Taking a closer look at his statistical profile over the past four seasons, some red flags about Semin's game certainly arise. His 5v5 shot rate, goal and point total as well as the rate of shots he has helped the Caps generate on the power play and his scoring pace in that game state have more or less been on a steady decline every season since 2008. This isn't all that surprising--the same reservations related to age-related decline that I have with Rick Nash apply to the 28-year-old Semin although it's a bit more complicated here. The Capitals just haven't been nearly as good at controlling play the past two seasons as they were prior to that. There are myriad reasons why but, based on how dramatically Semin's Relative Corsi rate has improved, I think we can conclude that Semin isn't one of those reasons. He's still driving play at an elite rate 5v5 compared to his teammates (significantly better than he used to, in fact) but since the team as a whole has struggled, that hasn't translated into as many opportunities as Semin was once getting. Semin has also seen his offensive-zone start rate dwindle over the years which is something the Sharks would be able to rectify if he was on their second line. There are a lot of conclusions that can be drawn from this chart and while I think it's safe to say that Semin isn't the dominant force he once was, he's still an elite play-driver who can benefit from playing for a team like the Sharks on which he'd likely be able to manage a shot rate more in line with 2008-10 numbers. Also, even though his 5v5 P/60 rate has declined, it still ranked 47th among forwards (and 14th among left wingers) last season which is comfortably in first-line territory production-wise.

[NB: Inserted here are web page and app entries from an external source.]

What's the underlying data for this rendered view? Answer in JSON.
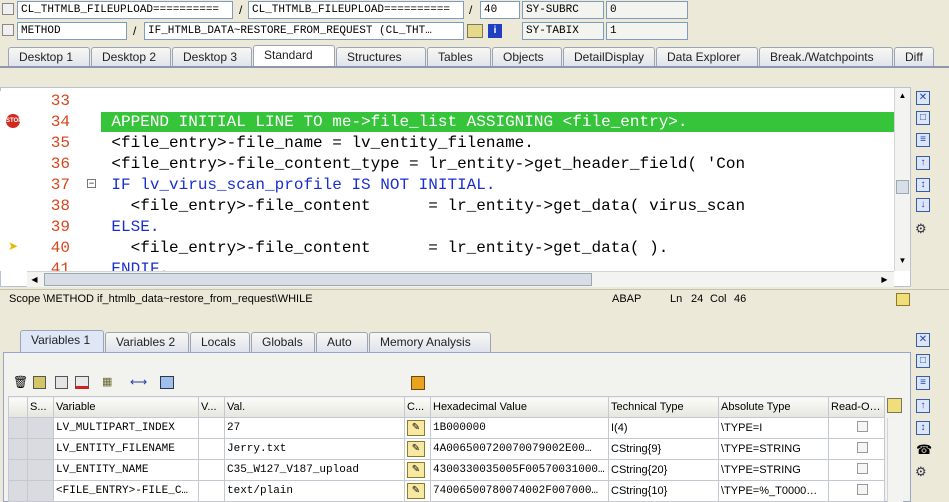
{
  "top_row1": {
    "field1": "CL_THTMLB_FILEUPLOAD==========",
    "sep1": "/",
    "field2": "CL_THTMLB_FILEUPLOAD==========",
    "sep2": "/",
    "field3": "40",
    "field4": "SY-SUBRC",
    "field5": "0"
  },
  "top_row2": {
    "field1": "METHOD",
    "sep1": "/",
    "field2": "IF_HTMLB_DATA~RESTORE_FROM_REQUEST (CL_THT…",
    "field4": "SY-TABIX",
    "field5": "1"
  },
  "tabs": [
    "Desktop 1",
    "Desktop 2",
    "Desktop 3",
    "Standard",
    "Structures",
    "Tables",
    "Objects",
    "DetailDisplay",
    "Data Explorer",
    "Break./Watchpoints",
    "Diff"
  ],
  "active_tab": "Standard",
  "code_lines": [
    {
      "num": "33",
      "text": ""
    },
    {
      "num": "34",
      "text": "    APPEND INITIAL LINE TO me->file_list ASSIGNING <file_entry>."
    },
    {
      "num": "35",
      "text": "    <file_entry>-file_name = lv_entity_filename."
    },
    {
      "num": "36",
      "text": "    <file_entry>-file_content_type = lr_entity->get_header_field( 'Con"
    },
    {
      "num": "37",
      "text": "    IF lv_virus_scan_profile IS NOT INITIAL."
    },
    {
      "num": "38",
      "text": "      <file_entry>-file_content      = lr_entity->get_data( virus_scan"
    },
    {
      "num": "39",
      "text": "    ELSE."
    },
    {
      "num": "40",
      "text": "      <file_entry>-file_content      = lr_entity->get_data( )."
    },
    {
      "num": "41",
      "text": "    ENDIF."
    }
  ],
  "status": {
    "scope": "Scope \\METHOD if_htmlb_data~restore_from_request\\WHILE",
    "lang": "ABAP",
    "ln_label": "Ln",
    "ln": "24",
    "col_label": "Col",
    "col": "46"
  },
  "var_tabs": [
    "Variables 1",
    "Variables 2",
    "Locals",
    "Globals",
    "Auto",
    "Memory Analysis"
  ],
  "grid": {
    "headers": [
      "S...",
      "Variable",
      "V...",
      "Val.",
      "C...",
      "Hexadecimal Value",
      "Technical Type",
      "Absolute Type",
      "Read-Only"
    ],
    "rows": [
      {
        "variable": "LV_MULTIPART_INDEX",
        "value": "27",
        "hex": "1B000000",
        "tech": "I(4)",
        "abs": "\\TYPE=I"
      },
      {
        "variable": "LV_ENTITY_FILENAME",
        "value": "Jerry.txt",
        "hex": "4A006500720070079002E00…",
        "tech": "CString{9}",
        "abs": "\\TYPE=STRING"
      },
      {
        "variable": "LV_ENTITY_NAME",
        "value": "C35_W127_V187_upload",
        "hex": "4300330035005F00570031000…",
        "tech": "CString{20}",
        "abs": "\\TYPE=STRING"
      },
      {
        "variable": "<FILE_ENTRY>-FILE_C…",
        "value": "text/plain",
        "hex": "74006500780074002F007000…",
        "tech": "CString{10}",
        "abs": "\\TYPE=%_T0000…"
      }
    ]
  }
}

While I emphasized in the last one of these that the Sharks' only real objective in free agency this offseason will be to acquire help for their bottom six, adding Semin would allow them to move Ryane Clowe down to their third line to immediately improve and anchor that unit; even if they aren't able to substantially add further talent in that area of the roster through free agency, a third line featuring Clowe and perhaps Tommy Wingels would instantly be better than any combination of players they were able to ice in that spot last year. Meanwhile, a second line of Semin, Logan Couture and Martin Havlat would be dynamic and capable of not only creating offense in a multitude of ways but playing a dangerous possession game to ensure the puck seldom leaves the offensive zone. Todd McLellan was able to provide Couture and Clowe (and Havlat, when he was in the lineup) with some shelter to the tune of upwards of 55% offensive zone start rates. Semin could easily be afforded the same advantage to coax even more production out of him.
As mentioned earlier, although Detroit likely has the inside track, Doug Wilson should certainly offer Semin a contract, particularly if competing offers will be as scarce as expected. If he can bag Semin for around 5 years and a cap hit in the neighborhood of $5.5 million, that would be fantastic value. I don't think it's all that probable that Semin signs here but, if he did, he'd easily become one of the most talented players to ever put on a Sharks sweater. Although most of the team's offensive struggles last season were the result of an abysmal 5v5 shooting percentage that's a good bet to regress to league average in 12-13, adding a player who's scored at a higher rate than everyone except Crosby and the Sedin twins over the past four seasons certainly can't hurt.